You’ve sold your commercial real estate. Proper steps have been taken to funnel the sale proceeds into a qualified intermediary as the first step to perfecting a tax-deferred exchange – a way to buy more commercial real estate and defer the tax obligation.
A careful review of buildings available for sale has given you a sense the market is over-heated. You are concerned you might overpay for a building — effectively paying more than the building will be worth in future years. After all, it’s a great time to sell but not a great time to buy.
So, is it better to overpay today and risk the building declining in value or simply pay the taxes – which could amount to 35 percent of your take.
One thing is certain. If you don’t buy commercial real estate and perfect your exchange, you WILL pay the taxes. Let’s use a hypothetical amount of $2 million as the sale price for the property sold. By the time you layer in federal, state, and Affordable Care Act taxes, your tax bill will approach $700,000.
The overpay is not as certain.

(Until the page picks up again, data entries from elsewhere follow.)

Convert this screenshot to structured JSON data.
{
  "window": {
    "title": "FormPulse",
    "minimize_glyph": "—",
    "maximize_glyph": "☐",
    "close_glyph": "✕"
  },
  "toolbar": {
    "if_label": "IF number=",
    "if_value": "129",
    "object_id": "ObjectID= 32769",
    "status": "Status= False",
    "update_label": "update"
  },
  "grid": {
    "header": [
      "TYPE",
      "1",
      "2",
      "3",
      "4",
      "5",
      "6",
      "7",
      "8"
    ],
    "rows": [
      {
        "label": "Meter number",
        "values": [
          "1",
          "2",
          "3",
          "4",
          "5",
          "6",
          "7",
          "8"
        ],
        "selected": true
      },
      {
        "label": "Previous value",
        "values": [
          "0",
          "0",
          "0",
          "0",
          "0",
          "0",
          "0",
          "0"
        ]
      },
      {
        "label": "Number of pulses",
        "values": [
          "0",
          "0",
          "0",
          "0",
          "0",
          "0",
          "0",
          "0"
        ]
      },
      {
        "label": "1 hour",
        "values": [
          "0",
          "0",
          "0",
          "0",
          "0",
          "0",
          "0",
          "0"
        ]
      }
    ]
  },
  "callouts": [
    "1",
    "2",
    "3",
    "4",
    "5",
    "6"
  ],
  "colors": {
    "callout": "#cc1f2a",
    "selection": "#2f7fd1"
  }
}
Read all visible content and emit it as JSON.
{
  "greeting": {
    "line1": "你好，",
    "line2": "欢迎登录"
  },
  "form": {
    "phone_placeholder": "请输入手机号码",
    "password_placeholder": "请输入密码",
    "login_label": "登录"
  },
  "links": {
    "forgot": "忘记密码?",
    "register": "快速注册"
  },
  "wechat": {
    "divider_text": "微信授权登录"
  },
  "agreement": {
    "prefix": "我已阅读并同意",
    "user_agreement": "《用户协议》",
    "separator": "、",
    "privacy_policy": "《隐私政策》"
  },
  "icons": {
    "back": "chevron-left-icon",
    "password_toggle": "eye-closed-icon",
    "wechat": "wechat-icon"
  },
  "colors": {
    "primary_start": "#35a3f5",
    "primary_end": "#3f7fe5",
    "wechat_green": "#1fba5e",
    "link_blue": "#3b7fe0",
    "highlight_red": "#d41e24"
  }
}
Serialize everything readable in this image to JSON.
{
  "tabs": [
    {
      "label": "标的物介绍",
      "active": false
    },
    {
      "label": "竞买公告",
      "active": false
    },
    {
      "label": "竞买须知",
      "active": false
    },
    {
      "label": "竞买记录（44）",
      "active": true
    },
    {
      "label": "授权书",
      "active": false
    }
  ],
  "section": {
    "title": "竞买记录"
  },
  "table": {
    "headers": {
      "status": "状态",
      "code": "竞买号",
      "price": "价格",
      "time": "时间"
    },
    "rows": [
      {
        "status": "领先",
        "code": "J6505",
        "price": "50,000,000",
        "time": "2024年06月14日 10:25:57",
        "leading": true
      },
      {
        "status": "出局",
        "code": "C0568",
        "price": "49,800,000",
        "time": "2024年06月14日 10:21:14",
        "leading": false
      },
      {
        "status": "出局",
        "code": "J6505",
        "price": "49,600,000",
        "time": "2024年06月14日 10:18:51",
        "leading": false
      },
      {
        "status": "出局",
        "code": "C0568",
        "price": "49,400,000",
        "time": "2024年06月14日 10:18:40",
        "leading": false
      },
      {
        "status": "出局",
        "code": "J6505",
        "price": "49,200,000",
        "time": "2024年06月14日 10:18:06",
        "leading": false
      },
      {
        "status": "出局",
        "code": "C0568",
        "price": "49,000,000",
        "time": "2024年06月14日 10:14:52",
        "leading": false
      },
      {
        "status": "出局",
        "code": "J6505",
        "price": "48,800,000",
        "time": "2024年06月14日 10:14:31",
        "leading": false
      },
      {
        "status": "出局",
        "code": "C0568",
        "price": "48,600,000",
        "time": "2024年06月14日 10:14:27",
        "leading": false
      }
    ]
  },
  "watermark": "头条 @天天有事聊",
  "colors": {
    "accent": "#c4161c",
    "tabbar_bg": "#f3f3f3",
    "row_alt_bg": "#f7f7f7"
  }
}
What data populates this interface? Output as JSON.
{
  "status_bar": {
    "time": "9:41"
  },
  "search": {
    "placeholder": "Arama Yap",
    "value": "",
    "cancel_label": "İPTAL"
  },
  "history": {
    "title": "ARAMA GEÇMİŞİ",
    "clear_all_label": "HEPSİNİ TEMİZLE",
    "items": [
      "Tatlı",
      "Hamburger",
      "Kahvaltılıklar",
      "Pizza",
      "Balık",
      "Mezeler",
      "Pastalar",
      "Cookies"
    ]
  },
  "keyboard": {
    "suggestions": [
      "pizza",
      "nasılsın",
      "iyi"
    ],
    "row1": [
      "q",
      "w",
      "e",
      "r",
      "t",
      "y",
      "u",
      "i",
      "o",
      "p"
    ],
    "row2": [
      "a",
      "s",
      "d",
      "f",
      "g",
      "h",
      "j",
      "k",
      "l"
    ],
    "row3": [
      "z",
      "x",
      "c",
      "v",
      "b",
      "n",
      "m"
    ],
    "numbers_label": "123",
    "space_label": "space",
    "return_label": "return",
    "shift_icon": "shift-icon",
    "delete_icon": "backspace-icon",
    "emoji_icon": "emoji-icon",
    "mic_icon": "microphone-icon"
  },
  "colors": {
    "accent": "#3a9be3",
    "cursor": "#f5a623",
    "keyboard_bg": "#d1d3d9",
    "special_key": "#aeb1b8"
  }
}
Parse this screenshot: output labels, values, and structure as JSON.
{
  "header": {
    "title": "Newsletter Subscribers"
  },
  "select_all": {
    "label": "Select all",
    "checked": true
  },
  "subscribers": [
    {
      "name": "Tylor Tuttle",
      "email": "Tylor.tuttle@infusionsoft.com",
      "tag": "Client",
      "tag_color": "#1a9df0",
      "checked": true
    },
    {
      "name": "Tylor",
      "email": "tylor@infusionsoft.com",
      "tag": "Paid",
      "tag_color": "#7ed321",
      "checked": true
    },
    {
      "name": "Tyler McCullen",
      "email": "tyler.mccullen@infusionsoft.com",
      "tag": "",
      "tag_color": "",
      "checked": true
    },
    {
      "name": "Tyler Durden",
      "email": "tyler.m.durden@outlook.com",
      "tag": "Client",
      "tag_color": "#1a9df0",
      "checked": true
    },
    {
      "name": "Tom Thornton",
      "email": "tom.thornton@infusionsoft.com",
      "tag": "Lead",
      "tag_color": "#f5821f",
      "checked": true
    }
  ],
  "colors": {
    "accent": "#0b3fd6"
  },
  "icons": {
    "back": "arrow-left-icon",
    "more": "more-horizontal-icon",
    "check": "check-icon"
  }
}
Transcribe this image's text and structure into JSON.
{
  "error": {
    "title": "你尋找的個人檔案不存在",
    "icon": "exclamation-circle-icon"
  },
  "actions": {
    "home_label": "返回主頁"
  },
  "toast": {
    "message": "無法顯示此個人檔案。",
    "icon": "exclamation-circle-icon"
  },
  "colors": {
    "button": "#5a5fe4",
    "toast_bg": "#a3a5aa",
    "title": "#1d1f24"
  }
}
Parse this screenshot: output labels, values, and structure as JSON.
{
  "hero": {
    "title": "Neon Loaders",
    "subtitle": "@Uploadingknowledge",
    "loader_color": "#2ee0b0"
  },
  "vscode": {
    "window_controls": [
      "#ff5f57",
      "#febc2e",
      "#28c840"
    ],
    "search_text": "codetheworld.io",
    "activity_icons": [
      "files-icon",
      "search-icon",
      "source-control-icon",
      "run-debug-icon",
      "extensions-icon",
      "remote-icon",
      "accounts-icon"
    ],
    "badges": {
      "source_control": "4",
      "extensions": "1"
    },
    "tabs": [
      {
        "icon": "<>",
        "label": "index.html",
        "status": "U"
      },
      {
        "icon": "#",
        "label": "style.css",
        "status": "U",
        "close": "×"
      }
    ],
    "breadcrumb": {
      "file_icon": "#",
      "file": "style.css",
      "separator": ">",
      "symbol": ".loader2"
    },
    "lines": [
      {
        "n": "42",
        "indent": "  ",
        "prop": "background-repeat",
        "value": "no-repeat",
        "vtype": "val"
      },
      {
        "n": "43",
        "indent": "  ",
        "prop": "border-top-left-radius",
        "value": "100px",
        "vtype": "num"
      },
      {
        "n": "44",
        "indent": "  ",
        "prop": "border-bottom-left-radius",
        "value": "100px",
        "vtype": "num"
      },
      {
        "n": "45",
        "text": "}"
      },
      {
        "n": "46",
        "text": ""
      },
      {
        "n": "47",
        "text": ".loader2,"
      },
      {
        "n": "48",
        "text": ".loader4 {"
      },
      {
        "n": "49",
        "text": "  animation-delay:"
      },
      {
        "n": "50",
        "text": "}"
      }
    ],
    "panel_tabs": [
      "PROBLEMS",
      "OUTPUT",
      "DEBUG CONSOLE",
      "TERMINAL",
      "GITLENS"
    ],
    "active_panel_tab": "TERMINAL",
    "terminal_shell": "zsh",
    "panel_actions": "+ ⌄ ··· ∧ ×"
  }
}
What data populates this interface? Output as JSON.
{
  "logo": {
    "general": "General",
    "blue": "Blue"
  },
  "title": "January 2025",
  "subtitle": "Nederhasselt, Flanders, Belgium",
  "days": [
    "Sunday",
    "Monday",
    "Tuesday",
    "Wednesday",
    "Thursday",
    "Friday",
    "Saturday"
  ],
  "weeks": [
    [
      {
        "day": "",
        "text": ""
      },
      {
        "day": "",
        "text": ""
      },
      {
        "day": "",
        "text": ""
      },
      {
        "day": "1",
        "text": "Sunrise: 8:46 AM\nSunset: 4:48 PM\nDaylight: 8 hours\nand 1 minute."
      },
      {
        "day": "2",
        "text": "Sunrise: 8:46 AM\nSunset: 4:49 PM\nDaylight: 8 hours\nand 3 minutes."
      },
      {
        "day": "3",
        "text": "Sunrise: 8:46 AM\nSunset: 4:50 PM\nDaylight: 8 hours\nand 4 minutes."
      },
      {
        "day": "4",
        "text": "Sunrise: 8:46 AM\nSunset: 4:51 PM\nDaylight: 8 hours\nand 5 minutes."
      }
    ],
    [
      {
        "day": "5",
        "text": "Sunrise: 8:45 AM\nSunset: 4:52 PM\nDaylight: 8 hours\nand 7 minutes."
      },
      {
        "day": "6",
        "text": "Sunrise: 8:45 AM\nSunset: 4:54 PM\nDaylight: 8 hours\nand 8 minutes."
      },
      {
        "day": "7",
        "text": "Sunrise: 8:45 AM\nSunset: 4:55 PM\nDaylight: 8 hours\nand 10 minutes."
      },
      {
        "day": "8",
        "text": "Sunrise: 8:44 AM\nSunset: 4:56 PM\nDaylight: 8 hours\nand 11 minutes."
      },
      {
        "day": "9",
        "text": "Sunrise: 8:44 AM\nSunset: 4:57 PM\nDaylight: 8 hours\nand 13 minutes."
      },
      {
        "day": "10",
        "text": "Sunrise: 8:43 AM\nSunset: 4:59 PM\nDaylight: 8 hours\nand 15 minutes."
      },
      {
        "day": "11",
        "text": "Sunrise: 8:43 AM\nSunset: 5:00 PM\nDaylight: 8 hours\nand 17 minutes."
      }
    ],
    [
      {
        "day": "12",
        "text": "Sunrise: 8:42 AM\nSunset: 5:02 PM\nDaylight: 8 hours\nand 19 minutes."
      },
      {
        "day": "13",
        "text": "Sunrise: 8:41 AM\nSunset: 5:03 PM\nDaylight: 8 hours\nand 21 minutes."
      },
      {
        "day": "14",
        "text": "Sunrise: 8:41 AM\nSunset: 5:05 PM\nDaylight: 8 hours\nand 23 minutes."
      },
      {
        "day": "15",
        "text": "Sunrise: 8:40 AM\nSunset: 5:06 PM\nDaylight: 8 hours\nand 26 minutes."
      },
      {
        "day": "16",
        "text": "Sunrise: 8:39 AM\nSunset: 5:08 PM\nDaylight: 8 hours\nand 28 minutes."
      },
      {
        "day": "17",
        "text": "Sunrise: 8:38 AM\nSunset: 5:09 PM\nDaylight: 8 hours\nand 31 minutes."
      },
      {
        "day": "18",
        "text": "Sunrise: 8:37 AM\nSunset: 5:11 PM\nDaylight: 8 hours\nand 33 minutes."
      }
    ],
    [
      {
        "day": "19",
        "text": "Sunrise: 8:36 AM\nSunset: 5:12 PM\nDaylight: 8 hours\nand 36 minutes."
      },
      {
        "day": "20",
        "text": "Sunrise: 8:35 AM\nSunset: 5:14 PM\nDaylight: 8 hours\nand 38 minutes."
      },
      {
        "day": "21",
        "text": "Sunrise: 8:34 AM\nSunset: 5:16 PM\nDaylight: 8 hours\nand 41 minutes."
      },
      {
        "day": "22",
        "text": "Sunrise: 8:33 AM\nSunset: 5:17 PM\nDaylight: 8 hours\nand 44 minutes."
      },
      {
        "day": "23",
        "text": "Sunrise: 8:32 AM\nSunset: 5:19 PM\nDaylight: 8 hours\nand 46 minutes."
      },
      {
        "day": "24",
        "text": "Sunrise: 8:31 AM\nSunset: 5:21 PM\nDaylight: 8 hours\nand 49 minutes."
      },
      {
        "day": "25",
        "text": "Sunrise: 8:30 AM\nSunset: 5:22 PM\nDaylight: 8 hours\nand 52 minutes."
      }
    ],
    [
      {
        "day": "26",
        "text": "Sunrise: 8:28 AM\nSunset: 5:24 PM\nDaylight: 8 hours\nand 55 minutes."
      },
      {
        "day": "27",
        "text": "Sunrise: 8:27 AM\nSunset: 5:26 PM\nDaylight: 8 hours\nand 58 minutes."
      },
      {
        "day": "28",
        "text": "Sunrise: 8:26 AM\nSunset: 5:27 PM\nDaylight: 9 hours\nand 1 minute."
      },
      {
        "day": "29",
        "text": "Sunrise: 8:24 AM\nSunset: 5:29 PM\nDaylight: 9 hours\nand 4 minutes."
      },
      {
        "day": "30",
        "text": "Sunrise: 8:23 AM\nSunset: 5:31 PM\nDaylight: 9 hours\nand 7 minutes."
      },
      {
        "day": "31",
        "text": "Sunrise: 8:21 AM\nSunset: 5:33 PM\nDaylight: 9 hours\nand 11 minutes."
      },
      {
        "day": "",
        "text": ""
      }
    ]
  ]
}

If you are considering replacing your $2 million sale with a $3 million buy and you overpay, your $3 million must decline to $2.3 million — a market adjustment of almost 25 percent – for the offset to equal your certain tax liability.
We witnessed the market decline by over 25 percent in 2009-2010. But, now our values are back and have exceeded our previous 2007 highs by 30 percent. Plus, three things have changed since the lows of 2009-2010 – new construction hasn’t and will never match demand, thousands of square feet of industrial inventory have been scrapped in favor of multifamily development – thus a lower base, and 98 of every 100 buildings are occupied — the lowest vacancy in history.
One way to compensate for an overpay is with a long-term lease – a bridge greater than five years. Commercial real estate values tend to ebb and flow over seven to 10 years. I have a client who made a lease in 2008, at the market’s top. Through the term, market lease rates dipped. It’s now renewal time and the lease rates are back to the top.
Still not convinced? If you believe you are overpaying, would it make sense to overpay for a perfect building vs. over-paying for a building with challenges? My experience is good buildings stay leased. A challenged building – even in good times – will have leasing issues.
Allen C. Buchanan is a principal and commercial real estate broker with Lee & Associates, Orange. He can be reached at 714.564.7104 or email@example.com. His website is allencbuchanan.com.